As the Indian economy continues to surge ahead, its power sector has been expanding concurrently to support the growth rate. The demand for power is growing exponentially and the scope for the growth of this sector is immense. The overall power generation in the country has increased from 723.793 billion unit (BU) during 2008-09 to 771.551 BU during the year 2009-10.
The Indian power sector has the fifth largest electricity generation capacity in the world and the world's third largest transmission and distribution network.
According to the Ministry of Power, India's total installed capacity as on October 31, 2010 is 1,67,278.36 mega watt (MW). Thermal power plants account for 108,602.98 MW, followed by hydro power plants with a capacity of 37,328.40 MW. Renewable energy sources provide 16,786.98 MW of power and the remaining 4,560 MW comes from nuclear energy.
Within the thermal power plants, coal-based power plants have an installed capacity of 89,778.38 MW, gas-based have a capacity of 17,624.85 MW and oil-based have a capacity of 1,199.75 MW.
According to the Central Electricity Authority (CEA), a total of 34 projects were commissioned during 2009-10 with a total capacity of 9,585 MW. These include 31 thermal power plants with a total capacity of 9,106 MW, one hydro power plant with a capacity 39 MW, and two nuclear power plants with a combined capacity of 440 MW.
As on October 31, 2010, a total of 30 projects were commissioned during 2010-11, with a total capacity of 7,020 MW. These include 22 thermal power plants with the total capacity of 6,569 MW and eight hydro power plants with a capacity of 451 MW.
As per the Economic Survey 2009-10, the 11th Five Year Plan envisaged an additional capacity of 78,700 MW of which 19.9 per cent was hydro, 75.8 per cent thermal and the rest was nuclear.
The Centre has targeted capacity addition of 100,000 MW each in the 12th Five Year Plan (2012-17) and 13th Five Year Plan (2017-22), said Mr Sushil Kumar Shinde, Union Minister of Power.
India has launched its ambitious solar energy mission which aims to generate 20,000 MW of solar power by 2022.
Mr Sushilkumar Shinde, Union Minister of Power, has stated that the scope for investment in the power sector over the next few years is well over US$ 300 billion and given the large expansion programme in this sector, the country would definitely need and welcome a large amount of foreign direct investment (FDI).

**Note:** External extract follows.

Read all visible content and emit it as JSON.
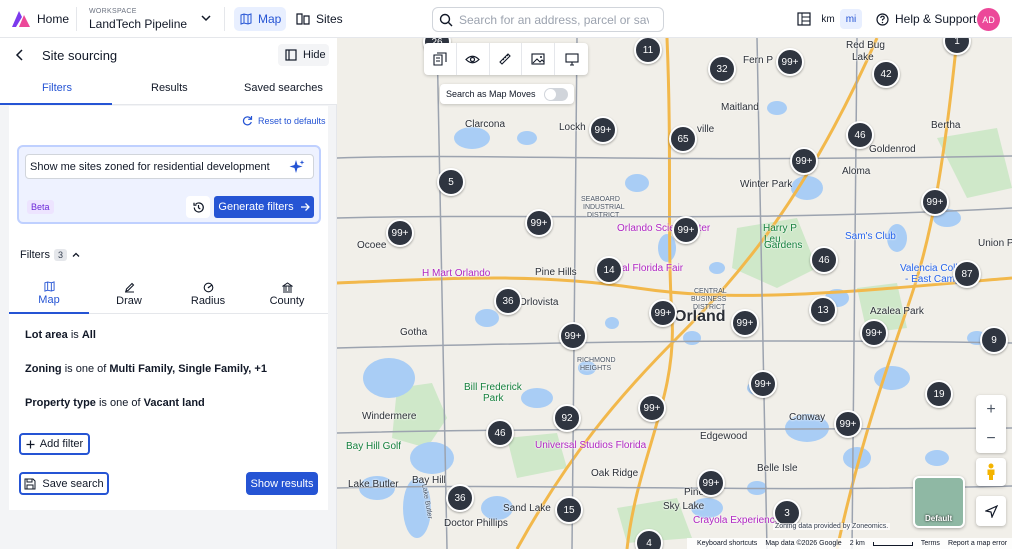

Mr Farooq Abdullah, Union Minister of New and Renewable Energy said the government is targeting to electrify 10000 remote villages across the country with an investment of US$ 112.14 million by March 2012.
India expects investments of up to US$ 55 billion by 2015 in the renewable energy sector, which would generate 35,000 MW of power, stated Debashish Majumdar, Chairman and Managing Director, Indian Renewable Energy Development Agency (IREDA).
According to the Department of Industrial Policy and Promotion (DIPP), the power sector has attracted foreign direct investment (FDI) worth US$ 677 million during April to August 2010. The cumulative FDI received by the power sector between April 2000 and August 2010 was US$ 5.30 billion.
According to data released by Venture Intelligence, a Chennai-based research company, private equity (PE) investments in the country's power sector were worth US$ 1.1 billion in 2009-10 with the total number of deals being 27. PE investments in the conventional energy sector stood at US$ 694 million in 2009-10 as compared to US$ 129 million in 2008-09.
As of October 19, 2010, PE investment in energy in 2010-11 has reached US$ 834 million in 12 deals, stated Venture Intelligence.